Parental influence on driver licensure in adolescence: A randomized controlled trial
Mirman, Jessica H., Allison E. Curry, Flaura K. Winston, Megan C. Fisher Thiel, Melissa R. Pfeiffer, Rachel Rogers, Michael R. Elliott, and Dennis R. Durbin. 2017. "Parental influence on driver licensure in adolescence: A randomized controlled trial." Health Psychology, 36(3): 245-254.

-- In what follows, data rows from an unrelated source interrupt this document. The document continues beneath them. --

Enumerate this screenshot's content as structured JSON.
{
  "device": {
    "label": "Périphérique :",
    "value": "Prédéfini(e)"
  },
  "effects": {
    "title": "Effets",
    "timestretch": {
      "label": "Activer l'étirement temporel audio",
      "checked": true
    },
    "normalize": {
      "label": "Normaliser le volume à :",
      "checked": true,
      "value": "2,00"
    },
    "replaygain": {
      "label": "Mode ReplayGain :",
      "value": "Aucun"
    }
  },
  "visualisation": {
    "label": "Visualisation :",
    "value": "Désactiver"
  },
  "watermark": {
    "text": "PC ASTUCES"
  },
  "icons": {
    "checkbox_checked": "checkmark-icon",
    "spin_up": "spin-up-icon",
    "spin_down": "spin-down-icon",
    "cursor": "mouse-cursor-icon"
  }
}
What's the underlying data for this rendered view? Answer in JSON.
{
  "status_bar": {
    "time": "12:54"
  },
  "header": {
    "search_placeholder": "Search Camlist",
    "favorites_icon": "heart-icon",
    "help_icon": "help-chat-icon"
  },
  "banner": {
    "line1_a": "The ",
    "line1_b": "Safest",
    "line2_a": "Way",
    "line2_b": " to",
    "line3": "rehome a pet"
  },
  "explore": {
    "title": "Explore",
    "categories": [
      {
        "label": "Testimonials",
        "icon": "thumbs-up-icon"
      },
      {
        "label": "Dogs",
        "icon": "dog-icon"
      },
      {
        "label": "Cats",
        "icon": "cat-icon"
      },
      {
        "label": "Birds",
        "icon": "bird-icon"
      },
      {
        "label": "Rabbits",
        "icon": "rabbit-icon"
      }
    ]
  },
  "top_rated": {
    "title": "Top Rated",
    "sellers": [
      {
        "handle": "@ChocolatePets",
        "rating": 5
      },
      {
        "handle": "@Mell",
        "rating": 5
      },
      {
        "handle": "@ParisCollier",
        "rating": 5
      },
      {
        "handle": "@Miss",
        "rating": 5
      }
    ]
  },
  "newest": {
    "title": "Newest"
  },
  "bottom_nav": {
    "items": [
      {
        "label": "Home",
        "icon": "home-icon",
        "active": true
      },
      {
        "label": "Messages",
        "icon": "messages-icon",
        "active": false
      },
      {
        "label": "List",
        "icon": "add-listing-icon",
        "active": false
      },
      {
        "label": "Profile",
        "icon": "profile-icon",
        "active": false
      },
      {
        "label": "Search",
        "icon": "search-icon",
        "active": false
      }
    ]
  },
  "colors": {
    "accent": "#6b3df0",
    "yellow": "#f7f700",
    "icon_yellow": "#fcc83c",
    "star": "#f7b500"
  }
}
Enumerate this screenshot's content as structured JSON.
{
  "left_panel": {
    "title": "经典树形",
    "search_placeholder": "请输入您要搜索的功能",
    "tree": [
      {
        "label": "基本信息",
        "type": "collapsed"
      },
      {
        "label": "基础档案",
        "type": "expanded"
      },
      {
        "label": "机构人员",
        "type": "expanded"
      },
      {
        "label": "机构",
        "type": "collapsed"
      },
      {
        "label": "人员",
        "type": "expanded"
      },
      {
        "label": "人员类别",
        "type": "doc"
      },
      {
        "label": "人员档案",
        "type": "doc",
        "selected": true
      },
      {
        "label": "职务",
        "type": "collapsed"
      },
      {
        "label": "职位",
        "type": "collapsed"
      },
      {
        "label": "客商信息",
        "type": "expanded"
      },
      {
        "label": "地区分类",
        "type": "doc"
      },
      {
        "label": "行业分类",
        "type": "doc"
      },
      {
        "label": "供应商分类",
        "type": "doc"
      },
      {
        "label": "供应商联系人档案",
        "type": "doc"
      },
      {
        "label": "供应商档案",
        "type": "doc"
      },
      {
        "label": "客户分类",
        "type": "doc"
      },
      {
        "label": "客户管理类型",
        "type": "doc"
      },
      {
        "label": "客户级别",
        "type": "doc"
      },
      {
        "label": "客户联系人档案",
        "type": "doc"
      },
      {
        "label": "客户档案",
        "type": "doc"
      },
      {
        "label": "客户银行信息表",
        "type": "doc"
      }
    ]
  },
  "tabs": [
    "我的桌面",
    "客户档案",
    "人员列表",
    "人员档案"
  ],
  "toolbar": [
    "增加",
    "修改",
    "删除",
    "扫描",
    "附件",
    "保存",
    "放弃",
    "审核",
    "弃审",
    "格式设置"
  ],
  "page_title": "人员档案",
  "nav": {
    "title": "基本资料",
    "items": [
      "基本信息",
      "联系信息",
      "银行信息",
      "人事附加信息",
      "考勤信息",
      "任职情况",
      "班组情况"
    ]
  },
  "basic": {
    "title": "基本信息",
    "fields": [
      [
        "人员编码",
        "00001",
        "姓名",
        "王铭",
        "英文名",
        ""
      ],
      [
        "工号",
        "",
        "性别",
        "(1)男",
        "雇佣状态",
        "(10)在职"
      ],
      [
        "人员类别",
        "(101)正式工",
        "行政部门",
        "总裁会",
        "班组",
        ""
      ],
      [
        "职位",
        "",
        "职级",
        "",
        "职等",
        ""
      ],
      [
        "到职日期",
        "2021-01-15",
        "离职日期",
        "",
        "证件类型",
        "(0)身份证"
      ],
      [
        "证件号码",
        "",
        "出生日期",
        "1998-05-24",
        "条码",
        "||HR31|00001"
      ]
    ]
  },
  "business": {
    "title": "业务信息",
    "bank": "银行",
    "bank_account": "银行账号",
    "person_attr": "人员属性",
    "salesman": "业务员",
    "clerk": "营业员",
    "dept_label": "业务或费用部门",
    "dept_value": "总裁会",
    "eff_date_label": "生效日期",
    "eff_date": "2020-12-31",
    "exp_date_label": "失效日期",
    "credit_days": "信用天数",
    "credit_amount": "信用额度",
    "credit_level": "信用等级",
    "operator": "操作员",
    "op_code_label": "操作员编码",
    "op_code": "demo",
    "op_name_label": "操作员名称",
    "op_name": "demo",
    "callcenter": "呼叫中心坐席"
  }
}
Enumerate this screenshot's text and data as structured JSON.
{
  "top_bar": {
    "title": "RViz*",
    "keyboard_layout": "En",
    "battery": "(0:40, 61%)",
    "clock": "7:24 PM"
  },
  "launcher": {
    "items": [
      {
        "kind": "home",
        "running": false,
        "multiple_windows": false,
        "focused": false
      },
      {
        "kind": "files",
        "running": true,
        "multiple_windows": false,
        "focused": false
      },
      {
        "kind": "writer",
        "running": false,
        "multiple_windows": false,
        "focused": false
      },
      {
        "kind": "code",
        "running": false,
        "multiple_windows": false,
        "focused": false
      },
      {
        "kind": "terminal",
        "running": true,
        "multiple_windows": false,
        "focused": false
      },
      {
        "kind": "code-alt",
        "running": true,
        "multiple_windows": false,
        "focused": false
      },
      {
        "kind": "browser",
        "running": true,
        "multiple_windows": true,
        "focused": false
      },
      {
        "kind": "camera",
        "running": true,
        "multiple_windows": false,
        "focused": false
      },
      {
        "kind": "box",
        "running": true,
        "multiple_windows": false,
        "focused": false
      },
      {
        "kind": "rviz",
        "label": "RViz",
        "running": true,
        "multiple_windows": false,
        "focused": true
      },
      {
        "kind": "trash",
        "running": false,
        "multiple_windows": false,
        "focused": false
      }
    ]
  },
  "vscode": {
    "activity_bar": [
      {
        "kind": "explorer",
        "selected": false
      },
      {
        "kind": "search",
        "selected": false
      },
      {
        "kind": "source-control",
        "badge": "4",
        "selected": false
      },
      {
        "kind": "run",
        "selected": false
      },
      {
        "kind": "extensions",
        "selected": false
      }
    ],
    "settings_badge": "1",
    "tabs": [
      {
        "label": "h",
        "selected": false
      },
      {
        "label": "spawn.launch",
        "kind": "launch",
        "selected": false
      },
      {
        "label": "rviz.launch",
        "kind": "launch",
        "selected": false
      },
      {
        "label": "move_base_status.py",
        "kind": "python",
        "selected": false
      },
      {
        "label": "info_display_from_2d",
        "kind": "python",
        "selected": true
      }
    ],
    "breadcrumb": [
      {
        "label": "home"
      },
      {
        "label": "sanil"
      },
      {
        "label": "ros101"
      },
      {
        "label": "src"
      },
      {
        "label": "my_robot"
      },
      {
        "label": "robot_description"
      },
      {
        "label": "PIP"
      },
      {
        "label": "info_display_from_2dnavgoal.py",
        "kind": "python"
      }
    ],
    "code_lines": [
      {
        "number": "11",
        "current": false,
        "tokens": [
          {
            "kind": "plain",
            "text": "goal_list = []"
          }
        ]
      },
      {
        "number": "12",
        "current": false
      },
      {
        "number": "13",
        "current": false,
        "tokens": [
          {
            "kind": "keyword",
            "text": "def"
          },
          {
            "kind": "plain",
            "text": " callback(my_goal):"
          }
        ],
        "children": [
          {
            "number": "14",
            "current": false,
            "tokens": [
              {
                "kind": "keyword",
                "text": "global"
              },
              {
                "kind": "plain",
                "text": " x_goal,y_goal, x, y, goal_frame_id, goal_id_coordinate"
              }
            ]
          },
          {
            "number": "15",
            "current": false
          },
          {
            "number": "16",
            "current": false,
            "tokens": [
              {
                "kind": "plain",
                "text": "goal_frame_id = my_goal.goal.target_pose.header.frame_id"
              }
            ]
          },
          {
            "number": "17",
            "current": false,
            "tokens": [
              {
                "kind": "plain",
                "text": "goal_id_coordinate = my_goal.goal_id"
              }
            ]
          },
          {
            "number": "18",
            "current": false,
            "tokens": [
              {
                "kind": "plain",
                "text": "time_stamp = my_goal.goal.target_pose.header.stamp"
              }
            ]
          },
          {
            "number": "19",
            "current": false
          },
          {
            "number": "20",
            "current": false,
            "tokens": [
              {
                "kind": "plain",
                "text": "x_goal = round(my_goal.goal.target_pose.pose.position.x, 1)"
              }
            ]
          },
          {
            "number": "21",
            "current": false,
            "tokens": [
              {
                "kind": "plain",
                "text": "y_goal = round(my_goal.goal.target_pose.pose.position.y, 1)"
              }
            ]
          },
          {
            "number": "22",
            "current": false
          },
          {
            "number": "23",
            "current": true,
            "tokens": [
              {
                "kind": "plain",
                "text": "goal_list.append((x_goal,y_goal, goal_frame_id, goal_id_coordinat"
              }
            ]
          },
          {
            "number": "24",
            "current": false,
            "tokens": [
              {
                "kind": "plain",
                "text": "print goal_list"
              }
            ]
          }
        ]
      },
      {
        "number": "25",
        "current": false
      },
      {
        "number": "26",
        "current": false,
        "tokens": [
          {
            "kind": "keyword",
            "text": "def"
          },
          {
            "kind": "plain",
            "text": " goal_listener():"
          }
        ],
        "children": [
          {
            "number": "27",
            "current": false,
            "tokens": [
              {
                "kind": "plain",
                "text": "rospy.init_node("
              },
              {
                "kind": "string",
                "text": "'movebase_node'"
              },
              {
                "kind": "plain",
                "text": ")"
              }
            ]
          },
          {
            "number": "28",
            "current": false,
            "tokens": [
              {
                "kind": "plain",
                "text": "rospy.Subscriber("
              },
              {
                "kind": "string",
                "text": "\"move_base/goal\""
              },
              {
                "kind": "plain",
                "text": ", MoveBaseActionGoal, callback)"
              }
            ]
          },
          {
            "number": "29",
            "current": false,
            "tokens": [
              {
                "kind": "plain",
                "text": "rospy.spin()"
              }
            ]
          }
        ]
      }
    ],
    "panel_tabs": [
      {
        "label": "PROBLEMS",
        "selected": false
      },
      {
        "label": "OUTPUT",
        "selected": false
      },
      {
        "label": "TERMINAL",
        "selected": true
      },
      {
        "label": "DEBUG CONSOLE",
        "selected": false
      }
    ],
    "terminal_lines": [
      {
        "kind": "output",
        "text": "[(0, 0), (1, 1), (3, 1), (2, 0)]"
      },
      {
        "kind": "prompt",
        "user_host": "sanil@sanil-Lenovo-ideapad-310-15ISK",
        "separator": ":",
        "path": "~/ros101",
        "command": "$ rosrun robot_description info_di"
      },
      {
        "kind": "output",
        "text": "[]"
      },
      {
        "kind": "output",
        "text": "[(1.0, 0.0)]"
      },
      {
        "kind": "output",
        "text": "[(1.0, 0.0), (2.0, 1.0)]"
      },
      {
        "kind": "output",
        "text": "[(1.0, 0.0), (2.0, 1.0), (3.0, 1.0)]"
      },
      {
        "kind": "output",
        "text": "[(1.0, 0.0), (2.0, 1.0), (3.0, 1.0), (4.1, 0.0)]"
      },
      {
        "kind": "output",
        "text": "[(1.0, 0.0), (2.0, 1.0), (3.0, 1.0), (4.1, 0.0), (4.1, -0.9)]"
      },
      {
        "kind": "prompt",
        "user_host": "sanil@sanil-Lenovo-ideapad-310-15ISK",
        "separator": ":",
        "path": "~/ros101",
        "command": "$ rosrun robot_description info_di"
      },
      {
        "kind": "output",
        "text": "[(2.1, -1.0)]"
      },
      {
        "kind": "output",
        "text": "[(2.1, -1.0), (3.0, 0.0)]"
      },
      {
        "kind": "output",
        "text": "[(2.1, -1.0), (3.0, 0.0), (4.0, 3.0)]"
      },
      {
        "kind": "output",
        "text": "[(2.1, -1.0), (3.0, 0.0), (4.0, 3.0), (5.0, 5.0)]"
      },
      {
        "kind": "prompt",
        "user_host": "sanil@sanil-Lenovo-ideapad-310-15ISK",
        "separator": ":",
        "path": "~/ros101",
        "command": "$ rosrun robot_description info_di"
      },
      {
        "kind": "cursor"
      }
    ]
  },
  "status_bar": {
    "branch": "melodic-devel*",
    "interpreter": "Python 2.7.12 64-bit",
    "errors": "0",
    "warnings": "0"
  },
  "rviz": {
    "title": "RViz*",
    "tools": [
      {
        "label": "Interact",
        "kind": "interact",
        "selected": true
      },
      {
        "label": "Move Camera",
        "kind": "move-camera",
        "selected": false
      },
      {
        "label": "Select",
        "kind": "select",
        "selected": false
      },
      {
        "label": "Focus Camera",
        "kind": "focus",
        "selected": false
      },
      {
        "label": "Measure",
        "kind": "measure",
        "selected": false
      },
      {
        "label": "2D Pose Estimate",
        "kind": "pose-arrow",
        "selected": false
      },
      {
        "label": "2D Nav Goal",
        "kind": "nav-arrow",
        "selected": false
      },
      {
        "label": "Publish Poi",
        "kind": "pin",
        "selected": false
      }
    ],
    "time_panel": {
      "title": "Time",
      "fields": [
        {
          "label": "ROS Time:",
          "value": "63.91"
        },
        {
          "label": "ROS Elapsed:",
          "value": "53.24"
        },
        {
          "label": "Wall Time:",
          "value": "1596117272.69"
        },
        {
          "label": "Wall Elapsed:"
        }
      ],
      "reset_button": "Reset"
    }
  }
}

Objective: Newly licensed adolescent drivers have skill deficits that increase risk for motor vehicle crashes. Development of programs targeted to prelicensed adolescents has been hindered by concerns about encouraging overconfidence and early licensure. The study had 2 primary objectives: (a) determine whether an Internet-based intervention designed to improve parent-supervised practice (TeenDrivingPlan TDP]) influenced adolescents' time to licensure and parents' perceptions of adolescents' driving skill, expertise, and safety and (b) evaluate the association of these perceptions and practice diversity (number of different environments where practiced occurred) with time to licensure. Method: A randomized controlled trial was used to compare TDP with a control condition. Participants (N = 295 parent-adolescent dyads) completed periodic surveys over 24 weeks and were subsequently followed for up to a year to determine adolescents' licensure status. Results: TDP did not influence time to licensure and did not affect parents' perceptions of skill, expertise, and safety. Practice diversity was associated with faster licensure. A more favorable perception of adolescents' skill in comparison to peers was associated with faster licensure. Conclusions: Targeting parents' beliefs about adolescents' safety in relation to other road users may not be conducive to altering licensing trajectories, whereas sensitizing parents to their adolescents' emerging skills might be more effective in promoting safe entry into licensure. (PsycINFO Database Record (c) 2016 APA, all rights reserved)